A walk to McCutchen would have tied the game, but it wasn’t just the walk that the Red Sox had to fear. Kimbrel throws more wild pitches than almost anybody in the game — just nine pitchers threw more, adjusted for how often men were on base against them, this year. The Kimbrel pitch that had hit Neil Walker earlier in the inning — a first-pitch curveball — almost certainly would have been a wild pitch had it not struck Walker’s foot.
In the most basic math, the Red Sox still would have been clear favorites in the game even if Torres had reached base. (By win-expectancy models, the visiting team up one run with the bases loaded and two outs in the ninth is a 76 percent favorite.) They probably still would have won, and Red Sox fans probably would have gone to bed just as happy. Or Boston probably would have won Game 5 at home behind Chris Sale on Thursday, and Red Sox fans would have gone to bed that night just as happy.
But for those extra moments, we all would have lived with incredible uncertainty. After eight years of watching Craig Kimbrel dominate — he has the lowest career ERA in live-ball history — we would see him at his most vulnerable, and in the highest stakes, and for those moments we would have had no idea whether he was good or bad, or whether the Red Sox or Yankees were a better team.
It is not a stretch to say that whether Craig Kimbrel someday makes the Hall of Fame would have depended on what Andrew McCutchen did on pitch No. 29, or some pitch shortly thereafter. It’s not a stretch to say that, in a different outcome, heroic Boston manager Alex Cora might well have been savaged — for not pulling Kimbrel, for not somehow willing one more quality reliever onto his team’s roster, for pulling Sale after an 11-pitch eighth, or, if the Red Sox went on to lose Game 5, for using Sale in relief in Game 4 at all. All this based on the unnoticed difference between Eduardo Nunez standing 115 feet deep and him standing 116 feet deep. Those possibilities all would have hung over us as Craig Kimbrel faced Andrew McCutchen. In those moments, we would have been prepared to believe almost anything.
Which is why, unless you’re a Red Sox fan — even if you hate the Yankees — you probably wanted to see Torres called safe, and you probably wanted to see the Yankees come back and win Game 4, just so that we could live with the uncertainty a little bit longer. Or, at the very least, so we could have a baseball game Thursday night.
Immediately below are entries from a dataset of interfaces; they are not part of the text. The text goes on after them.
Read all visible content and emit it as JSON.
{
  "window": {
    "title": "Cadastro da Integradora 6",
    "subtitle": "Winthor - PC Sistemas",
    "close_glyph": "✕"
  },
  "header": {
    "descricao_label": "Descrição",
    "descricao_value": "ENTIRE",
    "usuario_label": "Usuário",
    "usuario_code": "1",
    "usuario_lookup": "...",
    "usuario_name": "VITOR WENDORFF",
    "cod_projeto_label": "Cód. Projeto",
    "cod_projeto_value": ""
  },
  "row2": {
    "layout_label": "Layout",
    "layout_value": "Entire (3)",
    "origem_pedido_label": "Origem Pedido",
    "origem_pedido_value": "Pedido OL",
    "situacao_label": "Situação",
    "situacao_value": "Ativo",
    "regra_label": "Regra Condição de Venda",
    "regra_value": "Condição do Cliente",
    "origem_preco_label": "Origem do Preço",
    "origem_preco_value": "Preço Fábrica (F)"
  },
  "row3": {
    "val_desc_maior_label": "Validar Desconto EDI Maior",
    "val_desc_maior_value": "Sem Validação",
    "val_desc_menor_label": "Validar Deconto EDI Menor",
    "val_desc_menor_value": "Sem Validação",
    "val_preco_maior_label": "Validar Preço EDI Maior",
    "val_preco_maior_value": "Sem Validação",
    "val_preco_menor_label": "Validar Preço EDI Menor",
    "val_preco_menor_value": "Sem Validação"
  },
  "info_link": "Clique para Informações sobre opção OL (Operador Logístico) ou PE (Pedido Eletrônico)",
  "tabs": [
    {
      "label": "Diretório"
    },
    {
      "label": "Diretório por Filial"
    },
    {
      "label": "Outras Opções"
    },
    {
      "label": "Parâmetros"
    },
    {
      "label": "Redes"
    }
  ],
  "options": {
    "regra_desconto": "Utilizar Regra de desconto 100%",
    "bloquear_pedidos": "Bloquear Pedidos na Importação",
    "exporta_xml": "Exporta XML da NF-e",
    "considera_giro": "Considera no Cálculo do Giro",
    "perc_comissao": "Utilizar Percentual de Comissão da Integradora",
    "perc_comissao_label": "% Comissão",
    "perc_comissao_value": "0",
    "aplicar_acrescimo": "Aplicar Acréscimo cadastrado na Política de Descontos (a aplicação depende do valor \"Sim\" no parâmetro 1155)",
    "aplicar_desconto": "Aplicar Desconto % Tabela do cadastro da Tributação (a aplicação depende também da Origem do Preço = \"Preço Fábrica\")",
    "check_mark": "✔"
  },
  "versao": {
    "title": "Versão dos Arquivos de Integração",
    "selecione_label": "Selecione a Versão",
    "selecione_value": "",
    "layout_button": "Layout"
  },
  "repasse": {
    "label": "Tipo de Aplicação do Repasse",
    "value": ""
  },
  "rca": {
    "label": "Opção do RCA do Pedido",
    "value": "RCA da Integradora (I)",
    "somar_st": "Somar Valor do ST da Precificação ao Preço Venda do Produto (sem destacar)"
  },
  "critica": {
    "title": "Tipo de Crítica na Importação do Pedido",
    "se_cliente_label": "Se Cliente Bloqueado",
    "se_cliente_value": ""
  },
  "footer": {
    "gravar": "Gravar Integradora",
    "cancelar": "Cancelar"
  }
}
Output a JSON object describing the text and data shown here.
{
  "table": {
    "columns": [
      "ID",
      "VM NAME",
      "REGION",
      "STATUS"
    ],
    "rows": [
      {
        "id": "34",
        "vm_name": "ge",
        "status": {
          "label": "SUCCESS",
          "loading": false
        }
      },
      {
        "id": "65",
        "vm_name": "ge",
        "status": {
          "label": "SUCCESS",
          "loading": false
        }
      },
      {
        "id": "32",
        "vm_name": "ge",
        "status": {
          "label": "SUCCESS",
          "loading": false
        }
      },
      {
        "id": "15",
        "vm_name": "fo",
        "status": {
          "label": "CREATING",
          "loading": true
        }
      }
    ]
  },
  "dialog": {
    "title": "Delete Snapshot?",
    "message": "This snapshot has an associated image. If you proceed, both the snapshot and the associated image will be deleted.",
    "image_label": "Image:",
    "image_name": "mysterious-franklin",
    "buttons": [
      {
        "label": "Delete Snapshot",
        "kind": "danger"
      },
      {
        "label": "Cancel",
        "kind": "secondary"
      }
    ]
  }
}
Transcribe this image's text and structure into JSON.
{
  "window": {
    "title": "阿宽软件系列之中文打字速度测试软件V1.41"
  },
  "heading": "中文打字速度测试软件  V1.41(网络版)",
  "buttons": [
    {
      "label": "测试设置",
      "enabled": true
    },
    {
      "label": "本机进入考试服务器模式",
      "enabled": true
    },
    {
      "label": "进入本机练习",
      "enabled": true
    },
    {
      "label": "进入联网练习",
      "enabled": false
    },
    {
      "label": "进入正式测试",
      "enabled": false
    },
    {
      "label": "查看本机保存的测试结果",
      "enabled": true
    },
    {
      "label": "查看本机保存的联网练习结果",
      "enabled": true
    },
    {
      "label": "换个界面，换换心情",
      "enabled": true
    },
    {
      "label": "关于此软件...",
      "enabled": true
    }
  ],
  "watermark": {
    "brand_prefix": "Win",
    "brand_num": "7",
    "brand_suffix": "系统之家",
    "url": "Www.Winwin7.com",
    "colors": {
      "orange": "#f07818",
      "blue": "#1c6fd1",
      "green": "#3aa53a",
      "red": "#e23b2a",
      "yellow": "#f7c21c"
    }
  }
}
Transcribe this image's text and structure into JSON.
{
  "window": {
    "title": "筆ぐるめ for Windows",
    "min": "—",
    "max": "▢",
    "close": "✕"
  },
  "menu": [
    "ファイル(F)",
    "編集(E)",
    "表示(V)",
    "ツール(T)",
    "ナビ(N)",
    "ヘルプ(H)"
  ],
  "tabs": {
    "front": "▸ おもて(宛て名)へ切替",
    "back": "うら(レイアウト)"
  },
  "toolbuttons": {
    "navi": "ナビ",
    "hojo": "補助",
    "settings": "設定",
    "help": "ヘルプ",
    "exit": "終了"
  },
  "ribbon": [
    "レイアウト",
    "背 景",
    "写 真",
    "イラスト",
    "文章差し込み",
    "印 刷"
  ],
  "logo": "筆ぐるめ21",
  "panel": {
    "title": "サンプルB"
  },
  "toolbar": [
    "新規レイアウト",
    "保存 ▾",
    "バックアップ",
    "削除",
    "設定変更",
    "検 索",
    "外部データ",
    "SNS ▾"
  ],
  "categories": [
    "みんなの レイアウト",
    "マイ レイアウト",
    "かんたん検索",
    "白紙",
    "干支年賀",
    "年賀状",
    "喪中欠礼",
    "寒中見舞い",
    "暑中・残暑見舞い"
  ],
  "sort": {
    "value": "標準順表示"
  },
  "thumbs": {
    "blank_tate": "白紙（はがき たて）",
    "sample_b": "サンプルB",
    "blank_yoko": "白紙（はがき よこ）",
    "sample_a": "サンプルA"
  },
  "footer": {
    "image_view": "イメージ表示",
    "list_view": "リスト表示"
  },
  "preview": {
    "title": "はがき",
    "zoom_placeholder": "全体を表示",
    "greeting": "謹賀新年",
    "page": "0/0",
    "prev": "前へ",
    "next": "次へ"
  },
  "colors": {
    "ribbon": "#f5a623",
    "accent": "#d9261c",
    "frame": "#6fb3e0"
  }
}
Nunez playing 116 feet back is just one way it could have gone differently. The truth is that there are infinite ways, starting with Nunez’ correct decision not to attempt to field the ball barehanded. No, starting with the Red Sox’ decision not to hit for Nunez with Rafael Devers in the eighth. No, starting with the Knickerbockers’ decision in the 1850s to set bases 90 feet apart. No, starting with whatever evolutionary force caused society’s “foot” to be 12 inches. All those “what ifs” leading to Gleyber Torres planting his heel on the ground but not quite landing his toe on the base before Nunez’ throw hit the back of Steve Pearce‘s glove and ended the American League Division Series. The truth is, it’s all so ambiguous, and it’s only in the conclusion that we’re forced to treat just the one possible outcome as real.